## WHAT IS BEING ASKED
Please copy each line from the entries that contains the string "Exchange".

*-*-*

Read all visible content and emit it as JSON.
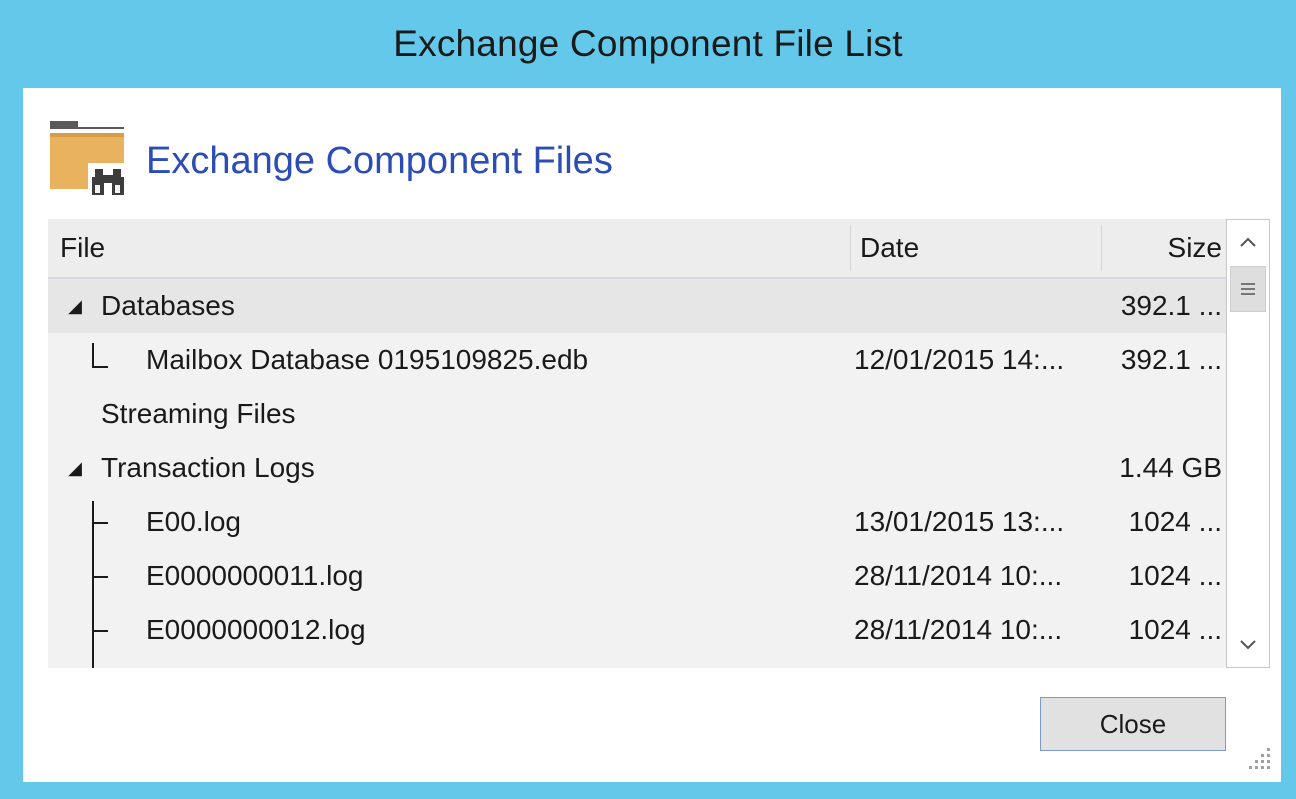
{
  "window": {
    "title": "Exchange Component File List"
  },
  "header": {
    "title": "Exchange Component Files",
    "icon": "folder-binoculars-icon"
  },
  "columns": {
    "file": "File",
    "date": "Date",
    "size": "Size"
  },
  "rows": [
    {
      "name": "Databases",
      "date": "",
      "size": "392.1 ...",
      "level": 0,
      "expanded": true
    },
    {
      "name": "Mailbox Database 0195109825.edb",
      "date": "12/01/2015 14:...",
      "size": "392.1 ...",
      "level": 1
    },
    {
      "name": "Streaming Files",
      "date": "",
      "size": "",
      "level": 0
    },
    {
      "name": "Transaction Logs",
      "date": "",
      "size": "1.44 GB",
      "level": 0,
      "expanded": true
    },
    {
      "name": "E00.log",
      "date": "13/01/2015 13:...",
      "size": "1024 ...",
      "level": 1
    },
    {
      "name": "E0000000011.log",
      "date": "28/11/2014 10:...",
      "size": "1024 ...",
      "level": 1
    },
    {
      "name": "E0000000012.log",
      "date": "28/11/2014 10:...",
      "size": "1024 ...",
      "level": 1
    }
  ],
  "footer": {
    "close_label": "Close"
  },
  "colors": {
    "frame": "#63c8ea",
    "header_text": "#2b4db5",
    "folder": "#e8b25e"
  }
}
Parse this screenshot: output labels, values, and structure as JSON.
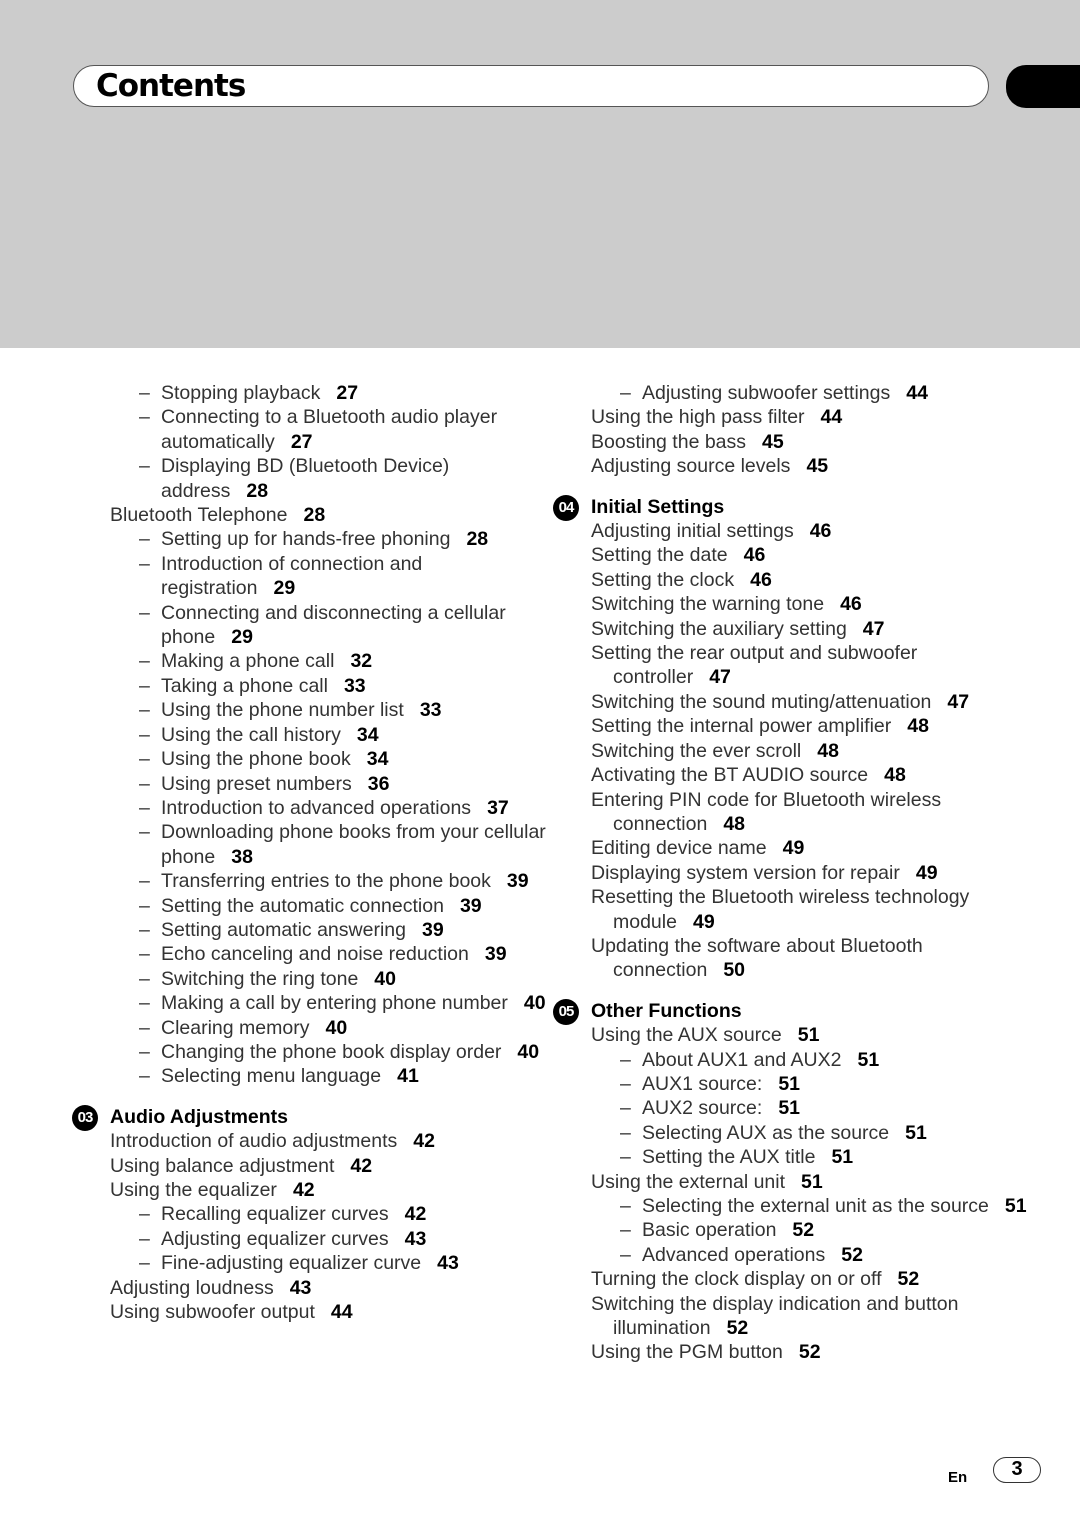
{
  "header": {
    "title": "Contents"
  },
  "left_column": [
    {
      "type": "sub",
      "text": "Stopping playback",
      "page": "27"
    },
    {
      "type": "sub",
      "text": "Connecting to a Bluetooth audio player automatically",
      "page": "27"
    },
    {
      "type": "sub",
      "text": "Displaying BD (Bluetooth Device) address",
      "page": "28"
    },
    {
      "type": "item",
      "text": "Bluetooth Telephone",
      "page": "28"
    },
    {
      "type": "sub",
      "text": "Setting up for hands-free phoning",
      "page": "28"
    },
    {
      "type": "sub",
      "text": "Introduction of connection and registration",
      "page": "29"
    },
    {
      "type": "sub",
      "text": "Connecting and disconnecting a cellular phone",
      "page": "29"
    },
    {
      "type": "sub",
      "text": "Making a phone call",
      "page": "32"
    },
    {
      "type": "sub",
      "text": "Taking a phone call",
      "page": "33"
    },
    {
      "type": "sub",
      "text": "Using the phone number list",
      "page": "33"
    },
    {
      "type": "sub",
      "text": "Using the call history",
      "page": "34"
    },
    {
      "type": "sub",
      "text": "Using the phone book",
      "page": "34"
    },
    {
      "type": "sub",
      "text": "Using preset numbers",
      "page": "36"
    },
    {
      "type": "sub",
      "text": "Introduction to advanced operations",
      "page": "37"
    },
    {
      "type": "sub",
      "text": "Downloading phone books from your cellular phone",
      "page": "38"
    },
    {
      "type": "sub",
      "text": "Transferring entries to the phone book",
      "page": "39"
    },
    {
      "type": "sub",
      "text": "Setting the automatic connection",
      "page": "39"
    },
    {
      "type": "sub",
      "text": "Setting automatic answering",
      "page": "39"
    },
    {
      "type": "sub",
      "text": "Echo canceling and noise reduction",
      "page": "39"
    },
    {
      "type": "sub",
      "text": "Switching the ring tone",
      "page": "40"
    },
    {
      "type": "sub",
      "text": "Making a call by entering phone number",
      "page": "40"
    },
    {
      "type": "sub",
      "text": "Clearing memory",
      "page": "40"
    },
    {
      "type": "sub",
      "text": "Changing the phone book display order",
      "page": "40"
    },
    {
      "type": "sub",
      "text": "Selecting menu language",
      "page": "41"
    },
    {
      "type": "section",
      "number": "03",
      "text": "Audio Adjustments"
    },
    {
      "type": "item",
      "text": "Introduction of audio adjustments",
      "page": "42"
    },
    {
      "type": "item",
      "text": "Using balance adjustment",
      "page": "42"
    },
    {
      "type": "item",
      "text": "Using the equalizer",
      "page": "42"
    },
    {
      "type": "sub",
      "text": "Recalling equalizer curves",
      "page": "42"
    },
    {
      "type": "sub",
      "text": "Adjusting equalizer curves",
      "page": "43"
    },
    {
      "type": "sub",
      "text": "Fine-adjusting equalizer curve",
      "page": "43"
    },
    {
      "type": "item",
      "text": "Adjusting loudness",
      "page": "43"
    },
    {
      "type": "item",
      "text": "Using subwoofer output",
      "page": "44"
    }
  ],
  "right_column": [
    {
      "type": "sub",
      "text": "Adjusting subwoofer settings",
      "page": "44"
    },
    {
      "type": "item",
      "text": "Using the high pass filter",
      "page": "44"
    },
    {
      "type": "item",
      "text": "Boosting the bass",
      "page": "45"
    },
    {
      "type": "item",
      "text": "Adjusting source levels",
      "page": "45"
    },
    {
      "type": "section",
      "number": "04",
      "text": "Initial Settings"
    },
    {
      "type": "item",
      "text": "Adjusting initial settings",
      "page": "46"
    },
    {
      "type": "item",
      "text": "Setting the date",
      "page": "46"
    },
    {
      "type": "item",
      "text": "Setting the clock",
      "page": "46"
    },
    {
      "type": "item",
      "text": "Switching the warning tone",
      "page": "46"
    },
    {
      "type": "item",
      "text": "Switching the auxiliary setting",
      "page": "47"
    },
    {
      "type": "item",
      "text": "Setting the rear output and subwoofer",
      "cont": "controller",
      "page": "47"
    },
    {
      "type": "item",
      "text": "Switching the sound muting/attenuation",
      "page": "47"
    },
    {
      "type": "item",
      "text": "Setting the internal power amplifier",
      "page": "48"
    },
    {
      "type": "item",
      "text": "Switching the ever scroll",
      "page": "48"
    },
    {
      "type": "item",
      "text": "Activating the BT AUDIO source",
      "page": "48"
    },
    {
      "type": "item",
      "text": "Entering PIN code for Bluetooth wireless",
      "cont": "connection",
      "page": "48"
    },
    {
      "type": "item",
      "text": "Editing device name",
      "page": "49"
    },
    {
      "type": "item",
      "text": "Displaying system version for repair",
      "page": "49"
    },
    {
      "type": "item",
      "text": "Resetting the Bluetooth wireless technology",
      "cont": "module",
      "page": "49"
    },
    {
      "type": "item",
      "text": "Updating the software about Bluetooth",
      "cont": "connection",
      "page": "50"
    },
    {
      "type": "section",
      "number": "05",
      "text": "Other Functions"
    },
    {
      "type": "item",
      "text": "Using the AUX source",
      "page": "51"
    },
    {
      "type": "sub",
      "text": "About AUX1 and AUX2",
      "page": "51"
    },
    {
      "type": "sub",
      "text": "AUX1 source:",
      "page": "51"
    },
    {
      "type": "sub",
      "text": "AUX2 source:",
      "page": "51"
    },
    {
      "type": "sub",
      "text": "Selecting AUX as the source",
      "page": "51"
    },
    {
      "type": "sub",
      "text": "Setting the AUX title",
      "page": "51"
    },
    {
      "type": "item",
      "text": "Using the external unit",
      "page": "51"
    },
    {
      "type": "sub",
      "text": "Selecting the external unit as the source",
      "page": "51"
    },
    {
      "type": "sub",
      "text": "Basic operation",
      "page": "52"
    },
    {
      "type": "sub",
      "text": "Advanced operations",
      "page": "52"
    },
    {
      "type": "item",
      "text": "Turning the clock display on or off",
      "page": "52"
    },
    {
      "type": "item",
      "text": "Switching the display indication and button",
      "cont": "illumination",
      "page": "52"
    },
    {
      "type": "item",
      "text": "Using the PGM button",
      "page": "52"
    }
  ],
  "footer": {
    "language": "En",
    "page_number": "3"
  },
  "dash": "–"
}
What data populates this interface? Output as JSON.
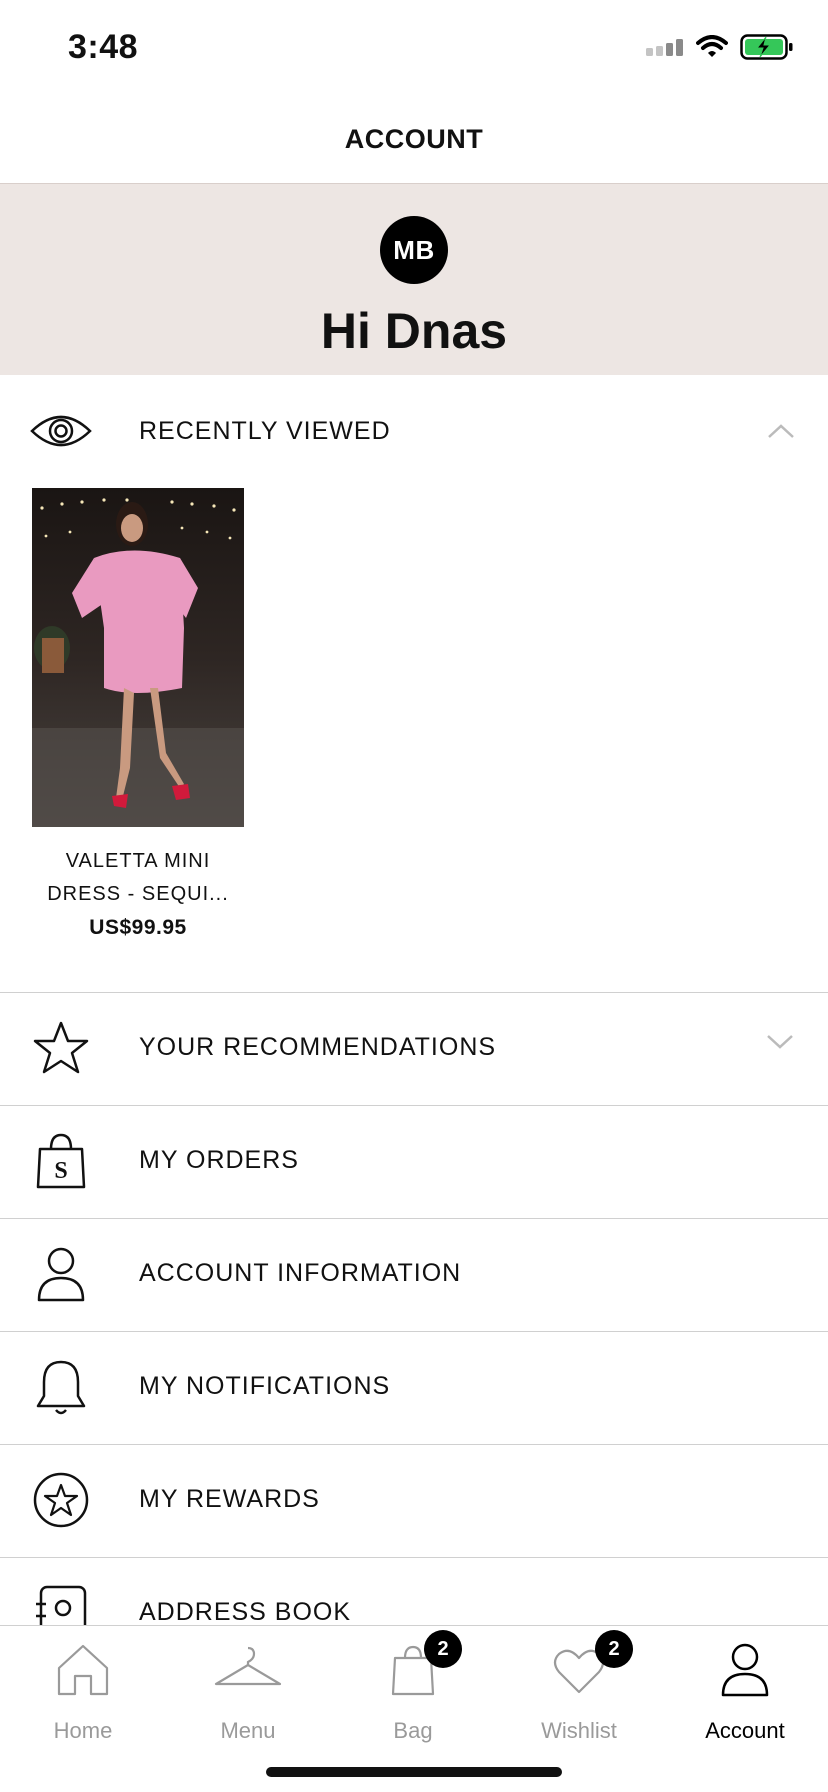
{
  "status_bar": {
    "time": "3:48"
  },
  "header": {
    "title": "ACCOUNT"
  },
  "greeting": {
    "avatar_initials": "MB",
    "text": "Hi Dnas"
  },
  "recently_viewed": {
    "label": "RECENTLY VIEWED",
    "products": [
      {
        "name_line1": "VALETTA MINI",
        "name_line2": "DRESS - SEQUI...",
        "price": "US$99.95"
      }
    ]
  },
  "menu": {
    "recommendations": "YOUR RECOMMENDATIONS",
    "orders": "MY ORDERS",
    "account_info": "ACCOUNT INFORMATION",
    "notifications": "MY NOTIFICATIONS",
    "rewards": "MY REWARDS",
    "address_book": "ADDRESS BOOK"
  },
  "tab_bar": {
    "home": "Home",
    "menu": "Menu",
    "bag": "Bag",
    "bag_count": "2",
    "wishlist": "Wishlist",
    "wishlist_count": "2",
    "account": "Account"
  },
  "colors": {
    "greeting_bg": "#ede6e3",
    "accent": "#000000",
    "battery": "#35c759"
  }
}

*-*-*

## RESULT OF THE TASK
    "title": "Exchange Component File List"
    "title": "Exchange Component Files",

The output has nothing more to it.